Use of RNA interference-mediated gene silencing and adenoviral overexpression to elucidate the roles of AKT/protein kinase B isoforms in insulin actions
Insulin plays a central role in the regulation of glucose homeostasis in part by stimulating glucose uptake and glycogen synthesis. The serine/threonine protein kinase Akt has been proposed to mediate insulin signaling in several processes. However, it is unclear whether Akt is involved in insulin-stimulated glucose uptake and which isoforms of Akt are responsible for each insulin action. We confirmed that expression of a constitutively active Akt, using an adenoviral expression vector, promoted translocation of glucose transporter 4 (GLUT4) to plasma membrane, 2-deoxyglucose (2-DG) uptake, and glycogen synthesis in both Chinese hamster ovary cells and 3T3-L1 adipocytes.

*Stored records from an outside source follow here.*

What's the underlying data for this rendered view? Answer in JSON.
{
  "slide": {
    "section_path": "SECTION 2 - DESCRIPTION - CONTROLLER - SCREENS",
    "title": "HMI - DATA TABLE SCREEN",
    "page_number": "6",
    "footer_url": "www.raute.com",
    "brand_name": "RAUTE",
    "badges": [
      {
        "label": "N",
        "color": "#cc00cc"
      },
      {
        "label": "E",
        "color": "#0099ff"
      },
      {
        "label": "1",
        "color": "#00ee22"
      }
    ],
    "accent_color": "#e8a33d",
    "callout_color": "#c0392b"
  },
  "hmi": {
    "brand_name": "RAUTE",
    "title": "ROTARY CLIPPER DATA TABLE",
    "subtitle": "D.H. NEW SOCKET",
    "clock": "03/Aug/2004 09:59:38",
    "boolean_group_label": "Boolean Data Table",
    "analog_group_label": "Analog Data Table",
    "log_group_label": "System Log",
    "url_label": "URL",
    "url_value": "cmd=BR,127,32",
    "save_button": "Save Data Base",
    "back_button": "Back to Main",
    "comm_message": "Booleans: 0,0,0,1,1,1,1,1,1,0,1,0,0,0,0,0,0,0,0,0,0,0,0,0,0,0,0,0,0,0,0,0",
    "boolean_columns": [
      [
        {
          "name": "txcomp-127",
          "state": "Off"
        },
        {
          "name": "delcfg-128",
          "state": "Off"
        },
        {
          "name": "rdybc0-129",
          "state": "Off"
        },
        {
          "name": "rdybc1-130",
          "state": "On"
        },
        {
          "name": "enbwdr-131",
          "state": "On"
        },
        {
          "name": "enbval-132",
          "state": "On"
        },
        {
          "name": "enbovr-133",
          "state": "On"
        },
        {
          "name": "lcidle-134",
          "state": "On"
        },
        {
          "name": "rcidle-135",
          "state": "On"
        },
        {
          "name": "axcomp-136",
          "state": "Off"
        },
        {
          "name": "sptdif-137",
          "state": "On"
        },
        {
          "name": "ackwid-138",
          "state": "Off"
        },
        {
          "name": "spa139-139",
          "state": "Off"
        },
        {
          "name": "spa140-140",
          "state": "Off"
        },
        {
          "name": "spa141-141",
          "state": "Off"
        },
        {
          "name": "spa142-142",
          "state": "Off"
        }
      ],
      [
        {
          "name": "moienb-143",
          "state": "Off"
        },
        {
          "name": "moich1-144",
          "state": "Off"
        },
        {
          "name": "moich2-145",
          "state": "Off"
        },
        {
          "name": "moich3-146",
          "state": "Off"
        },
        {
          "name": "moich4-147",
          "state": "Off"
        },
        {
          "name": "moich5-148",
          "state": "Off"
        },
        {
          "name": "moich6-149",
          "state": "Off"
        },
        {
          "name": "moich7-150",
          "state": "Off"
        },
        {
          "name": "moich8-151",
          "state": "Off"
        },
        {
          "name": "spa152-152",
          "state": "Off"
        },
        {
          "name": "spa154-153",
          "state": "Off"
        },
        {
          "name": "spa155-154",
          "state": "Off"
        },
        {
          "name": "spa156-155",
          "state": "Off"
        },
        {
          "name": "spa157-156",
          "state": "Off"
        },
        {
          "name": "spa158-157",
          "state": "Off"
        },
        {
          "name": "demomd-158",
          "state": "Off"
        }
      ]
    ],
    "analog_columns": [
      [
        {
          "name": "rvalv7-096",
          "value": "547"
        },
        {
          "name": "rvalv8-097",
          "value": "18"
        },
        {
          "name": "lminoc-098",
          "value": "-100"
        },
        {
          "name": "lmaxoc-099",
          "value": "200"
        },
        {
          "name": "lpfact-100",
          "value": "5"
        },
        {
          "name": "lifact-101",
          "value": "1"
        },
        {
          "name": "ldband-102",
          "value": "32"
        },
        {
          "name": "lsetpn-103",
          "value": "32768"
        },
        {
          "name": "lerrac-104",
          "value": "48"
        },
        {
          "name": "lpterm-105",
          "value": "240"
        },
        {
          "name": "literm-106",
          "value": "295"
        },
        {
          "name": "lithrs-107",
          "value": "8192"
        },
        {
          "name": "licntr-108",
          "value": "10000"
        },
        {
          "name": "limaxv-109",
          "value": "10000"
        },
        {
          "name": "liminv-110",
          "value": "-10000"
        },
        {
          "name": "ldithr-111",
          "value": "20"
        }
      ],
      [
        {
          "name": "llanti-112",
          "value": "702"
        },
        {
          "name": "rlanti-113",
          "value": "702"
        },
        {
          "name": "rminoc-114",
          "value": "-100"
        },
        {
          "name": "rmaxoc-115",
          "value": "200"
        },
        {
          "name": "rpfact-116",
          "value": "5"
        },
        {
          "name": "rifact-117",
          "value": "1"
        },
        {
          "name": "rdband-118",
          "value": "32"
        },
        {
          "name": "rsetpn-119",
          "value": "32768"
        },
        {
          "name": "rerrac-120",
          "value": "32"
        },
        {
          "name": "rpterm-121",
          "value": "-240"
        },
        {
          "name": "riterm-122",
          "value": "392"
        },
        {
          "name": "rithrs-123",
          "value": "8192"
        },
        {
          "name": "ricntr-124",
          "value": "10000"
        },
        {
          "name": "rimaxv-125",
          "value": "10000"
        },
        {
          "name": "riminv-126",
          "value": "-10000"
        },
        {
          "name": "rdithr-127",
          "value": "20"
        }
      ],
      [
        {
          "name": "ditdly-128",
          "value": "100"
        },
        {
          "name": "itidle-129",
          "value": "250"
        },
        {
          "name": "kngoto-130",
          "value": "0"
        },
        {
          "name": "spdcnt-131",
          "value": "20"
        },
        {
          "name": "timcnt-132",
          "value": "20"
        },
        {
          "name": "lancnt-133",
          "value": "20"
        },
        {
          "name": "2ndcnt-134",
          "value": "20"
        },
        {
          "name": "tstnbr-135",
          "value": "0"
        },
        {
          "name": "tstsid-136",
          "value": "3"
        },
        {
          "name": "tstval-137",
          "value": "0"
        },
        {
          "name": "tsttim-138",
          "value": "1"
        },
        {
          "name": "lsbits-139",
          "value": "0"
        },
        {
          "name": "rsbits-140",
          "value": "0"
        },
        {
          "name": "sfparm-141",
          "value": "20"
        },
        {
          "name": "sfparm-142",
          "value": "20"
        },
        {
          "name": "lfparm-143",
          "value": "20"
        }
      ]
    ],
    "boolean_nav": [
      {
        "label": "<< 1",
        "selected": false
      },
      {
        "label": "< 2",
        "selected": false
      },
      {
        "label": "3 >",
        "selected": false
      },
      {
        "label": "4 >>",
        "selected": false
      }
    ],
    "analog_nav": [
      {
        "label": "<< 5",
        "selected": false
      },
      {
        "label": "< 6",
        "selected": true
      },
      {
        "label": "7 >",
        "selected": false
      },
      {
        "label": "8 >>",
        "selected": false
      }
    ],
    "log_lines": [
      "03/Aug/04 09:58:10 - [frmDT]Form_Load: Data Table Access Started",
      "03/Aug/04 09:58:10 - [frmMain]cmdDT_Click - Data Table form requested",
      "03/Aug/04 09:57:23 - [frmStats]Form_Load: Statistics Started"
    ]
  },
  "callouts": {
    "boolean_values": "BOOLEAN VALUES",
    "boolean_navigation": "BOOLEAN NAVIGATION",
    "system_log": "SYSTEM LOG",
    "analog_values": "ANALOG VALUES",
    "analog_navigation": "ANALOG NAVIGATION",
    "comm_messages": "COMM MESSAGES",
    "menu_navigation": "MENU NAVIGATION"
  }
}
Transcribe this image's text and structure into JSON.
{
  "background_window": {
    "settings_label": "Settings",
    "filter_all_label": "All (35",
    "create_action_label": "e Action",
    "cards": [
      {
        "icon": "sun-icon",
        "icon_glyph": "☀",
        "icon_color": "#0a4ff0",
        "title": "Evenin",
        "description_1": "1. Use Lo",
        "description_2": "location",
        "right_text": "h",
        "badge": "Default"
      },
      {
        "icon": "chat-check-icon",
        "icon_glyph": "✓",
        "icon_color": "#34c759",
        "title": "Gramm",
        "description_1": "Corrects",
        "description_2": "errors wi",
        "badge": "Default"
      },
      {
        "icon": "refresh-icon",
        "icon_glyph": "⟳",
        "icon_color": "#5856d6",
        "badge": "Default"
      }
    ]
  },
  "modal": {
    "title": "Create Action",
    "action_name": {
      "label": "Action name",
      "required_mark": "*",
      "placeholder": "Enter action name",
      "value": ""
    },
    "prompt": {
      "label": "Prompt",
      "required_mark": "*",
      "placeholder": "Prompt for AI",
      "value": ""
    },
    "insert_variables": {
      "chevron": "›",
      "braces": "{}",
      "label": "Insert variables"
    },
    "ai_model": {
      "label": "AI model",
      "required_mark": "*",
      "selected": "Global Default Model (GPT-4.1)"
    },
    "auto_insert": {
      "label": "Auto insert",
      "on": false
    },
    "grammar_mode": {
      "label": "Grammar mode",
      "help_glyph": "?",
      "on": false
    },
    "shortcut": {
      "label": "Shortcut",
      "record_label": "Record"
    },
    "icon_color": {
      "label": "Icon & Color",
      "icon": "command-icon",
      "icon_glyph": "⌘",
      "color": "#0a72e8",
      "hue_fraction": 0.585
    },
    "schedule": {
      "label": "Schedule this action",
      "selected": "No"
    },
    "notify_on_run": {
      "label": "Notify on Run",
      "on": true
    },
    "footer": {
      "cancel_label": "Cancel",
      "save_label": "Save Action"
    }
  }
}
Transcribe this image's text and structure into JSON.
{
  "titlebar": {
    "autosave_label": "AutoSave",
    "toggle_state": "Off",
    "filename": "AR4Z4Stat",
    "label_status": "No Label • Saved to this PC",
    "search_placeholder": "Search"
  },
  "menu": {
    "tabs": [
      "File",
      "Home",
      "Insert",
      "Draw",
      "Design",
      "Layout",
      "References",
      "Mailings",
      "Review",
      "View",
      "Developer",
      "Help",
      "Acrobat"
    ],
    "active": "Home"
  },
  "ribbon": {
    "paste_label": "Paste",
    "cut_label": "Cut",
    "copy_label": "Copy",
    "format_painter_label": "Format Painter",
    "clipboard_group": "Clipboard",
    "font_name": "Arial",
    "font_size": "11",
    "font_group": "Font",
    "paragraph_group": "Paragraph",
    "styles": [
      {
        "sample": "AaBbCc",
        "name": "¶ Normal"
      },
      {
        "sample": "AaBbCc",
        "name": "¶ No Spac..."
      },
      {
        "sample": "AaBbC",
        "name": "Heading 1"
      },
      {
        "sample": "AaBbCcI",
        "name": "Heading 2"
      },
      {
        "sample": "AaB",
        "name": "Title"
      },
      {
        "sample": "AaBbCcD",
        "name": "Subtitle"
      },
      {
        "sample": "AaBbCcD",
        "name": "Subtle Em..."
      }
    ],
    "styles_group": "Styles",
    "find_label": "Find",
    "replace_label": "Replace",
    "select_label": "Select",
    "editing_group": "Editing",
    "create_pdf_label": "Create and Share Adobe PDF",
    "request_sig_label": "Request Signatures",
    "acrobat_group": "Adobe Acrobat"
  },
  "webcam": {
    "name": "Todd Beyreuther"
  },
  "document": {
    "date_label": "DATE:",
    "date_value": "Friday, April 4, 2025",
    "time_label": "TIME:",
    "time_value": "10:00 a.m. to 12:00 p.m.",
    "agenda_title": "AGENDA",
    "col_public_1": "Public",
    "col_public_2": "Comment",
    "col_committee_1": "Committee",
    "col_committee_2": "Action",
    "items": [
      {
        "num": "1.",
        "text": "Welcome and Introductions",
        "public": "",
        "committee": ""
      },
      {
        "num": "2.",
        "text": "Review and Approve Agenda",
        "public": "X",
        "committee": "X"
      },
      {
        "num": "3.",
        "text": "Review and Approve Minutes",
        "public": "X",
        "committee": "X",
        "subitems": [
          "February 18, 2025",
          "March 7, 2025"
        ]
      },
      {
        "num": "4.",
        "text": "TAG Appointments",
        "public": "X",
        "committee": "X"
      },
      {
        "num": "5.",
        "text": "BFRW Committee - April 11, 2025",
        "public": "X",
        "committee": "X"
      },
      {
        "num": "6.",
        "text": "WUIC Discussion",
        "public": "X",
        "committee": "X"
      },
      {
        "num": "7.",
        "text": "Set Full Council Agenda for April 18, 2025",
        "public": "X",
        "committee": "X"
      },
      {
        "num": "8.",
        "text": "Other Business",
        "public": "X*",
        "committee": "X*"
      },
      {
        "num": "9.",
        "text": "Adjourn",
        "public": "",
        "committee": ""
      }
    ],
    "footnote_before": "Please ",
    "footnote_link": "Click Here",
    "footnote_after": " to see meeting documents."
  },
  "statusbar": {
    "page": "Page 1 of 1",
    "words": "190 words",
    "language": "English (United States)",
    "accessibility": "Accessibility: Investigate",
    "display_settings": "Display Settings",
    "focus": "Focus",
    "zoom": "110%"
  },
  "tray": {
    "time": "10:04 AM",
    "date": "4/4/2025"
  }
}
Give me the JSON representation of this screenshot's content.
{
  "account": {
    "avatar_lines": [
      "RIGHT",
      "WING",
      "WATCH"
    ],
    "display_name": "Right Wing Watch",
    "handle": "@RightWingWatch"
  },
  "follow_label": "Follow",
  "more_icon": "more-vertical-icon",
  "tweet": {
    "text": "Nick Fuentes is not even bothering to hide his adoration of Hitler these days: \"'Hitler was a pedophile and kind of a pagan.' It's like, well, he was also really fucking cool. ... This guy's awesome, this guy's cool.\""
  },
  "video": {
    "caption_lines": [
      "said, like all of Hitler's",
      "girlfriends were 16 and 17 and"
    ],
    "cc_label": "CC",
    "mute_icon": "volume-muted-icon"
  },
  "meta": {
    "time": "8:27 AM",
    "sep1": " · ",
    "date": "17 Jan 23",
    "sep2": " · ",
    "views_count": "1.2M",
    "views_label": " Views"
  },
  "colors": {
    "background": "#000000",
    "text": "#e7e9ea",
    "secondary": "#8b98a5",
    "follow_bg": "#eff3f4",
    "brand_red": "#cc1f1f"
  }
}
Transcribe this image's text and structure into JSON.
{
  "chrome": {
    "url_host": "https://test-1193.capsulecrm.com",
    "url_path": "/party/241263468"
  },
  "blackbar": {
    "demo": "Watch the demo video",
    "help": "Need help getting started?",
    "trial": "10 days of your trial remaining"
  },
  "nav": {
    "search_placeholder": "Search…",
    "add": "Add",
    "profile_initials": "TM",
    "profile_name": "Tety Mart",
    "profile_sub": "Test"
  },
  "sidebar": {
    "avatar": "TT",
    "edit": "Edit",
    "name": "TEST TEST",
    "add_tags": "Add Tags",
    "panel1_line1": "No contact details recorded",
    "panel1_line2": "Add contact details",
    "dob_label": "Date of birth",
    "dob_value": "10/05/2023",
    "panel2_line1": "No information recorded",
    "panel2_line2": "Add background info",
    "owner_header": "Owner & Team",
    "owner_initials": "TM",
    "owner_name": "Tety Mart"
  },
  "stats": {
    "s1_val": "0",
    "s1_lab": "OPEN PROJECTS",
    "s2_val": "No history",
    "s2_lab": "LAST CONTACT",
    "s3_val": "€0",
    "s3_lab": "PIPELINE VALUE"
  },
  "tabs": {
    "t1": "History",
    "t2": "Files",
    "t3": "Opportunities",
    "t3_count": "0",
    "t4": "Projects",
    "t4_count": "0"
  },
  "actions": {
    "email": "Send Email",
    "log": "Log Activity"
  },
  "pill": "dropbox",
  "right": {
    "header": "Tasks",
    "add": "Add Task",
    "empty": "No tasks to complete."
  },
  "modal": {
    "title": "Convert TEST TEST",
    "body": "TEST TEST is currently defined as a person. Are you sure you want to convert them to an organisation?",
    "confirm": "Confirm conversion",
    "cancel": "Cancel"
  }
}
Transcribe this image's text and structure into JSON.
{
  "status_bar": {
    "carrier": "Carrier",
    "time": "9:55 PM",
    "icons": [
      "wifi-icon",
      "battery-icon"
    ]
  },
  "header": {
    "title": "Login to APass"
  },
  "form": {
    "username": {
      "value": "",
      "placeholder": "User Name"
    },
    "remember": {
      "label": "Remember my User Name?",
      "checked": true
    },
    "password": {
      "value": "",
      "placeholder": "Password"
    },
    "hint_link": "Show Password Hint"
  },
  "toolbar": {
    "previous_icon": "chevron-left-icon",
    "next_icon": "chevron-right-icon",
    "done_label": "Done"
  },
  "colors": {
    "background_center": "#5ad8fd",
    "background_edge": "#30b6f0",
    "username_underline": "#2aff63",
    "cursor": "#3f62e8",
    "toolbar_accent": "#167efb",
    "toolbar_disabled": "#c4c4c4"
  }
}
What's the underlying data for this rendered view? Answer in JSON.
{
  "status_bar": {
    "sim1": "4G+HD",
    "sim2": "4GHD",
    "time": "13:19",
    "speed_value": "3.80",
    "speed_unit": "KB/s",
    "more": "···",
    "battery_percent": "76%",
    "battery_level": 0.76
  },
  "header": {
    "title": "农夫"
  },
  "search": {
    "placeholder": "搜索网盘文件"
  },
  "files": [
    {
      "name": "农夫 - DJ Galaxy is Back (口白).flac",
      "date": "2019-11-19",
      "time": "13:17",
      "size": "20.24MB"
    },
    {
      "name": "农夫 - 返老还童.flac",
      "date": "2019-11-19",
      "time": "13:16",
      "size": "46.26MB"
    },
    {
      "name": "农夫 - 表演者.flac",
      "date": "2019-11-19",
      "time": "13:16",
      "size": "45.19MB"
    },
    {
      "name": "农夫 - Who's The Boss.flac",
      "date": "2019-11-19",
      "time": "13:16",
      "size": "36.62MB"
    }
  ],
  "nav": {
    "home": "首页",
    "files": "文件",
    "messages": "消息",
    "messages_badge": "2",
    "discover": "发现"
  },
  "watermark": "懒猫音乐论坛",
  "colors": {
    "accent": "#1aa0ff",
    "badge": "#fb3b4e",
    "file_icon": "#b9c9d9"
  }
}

Inhibition of Akt either by adenoviral expression of a dominant negative Akt or by the introduction of synthetic 21-mer short interference RNA against Akt markedly reduced insulin-stimulated GLUT4 translocation, 2-DG uptake, and glycogen synthesis. Experiments with isoform-specific short interference RNA revealed that Akt2, and Akt1 to a lesser extent, has an essential role in insulin-stimulated GLUT4 translocation and 2-DG uptake in both cell lines, whereas Akt1 and Akt2 contribute equally to insulin-stimulated glycogen synthesis. These data suggest a prerequisite role of Akt in insulin-stimulated glucose uptake and distinct functions among Akt isoforms.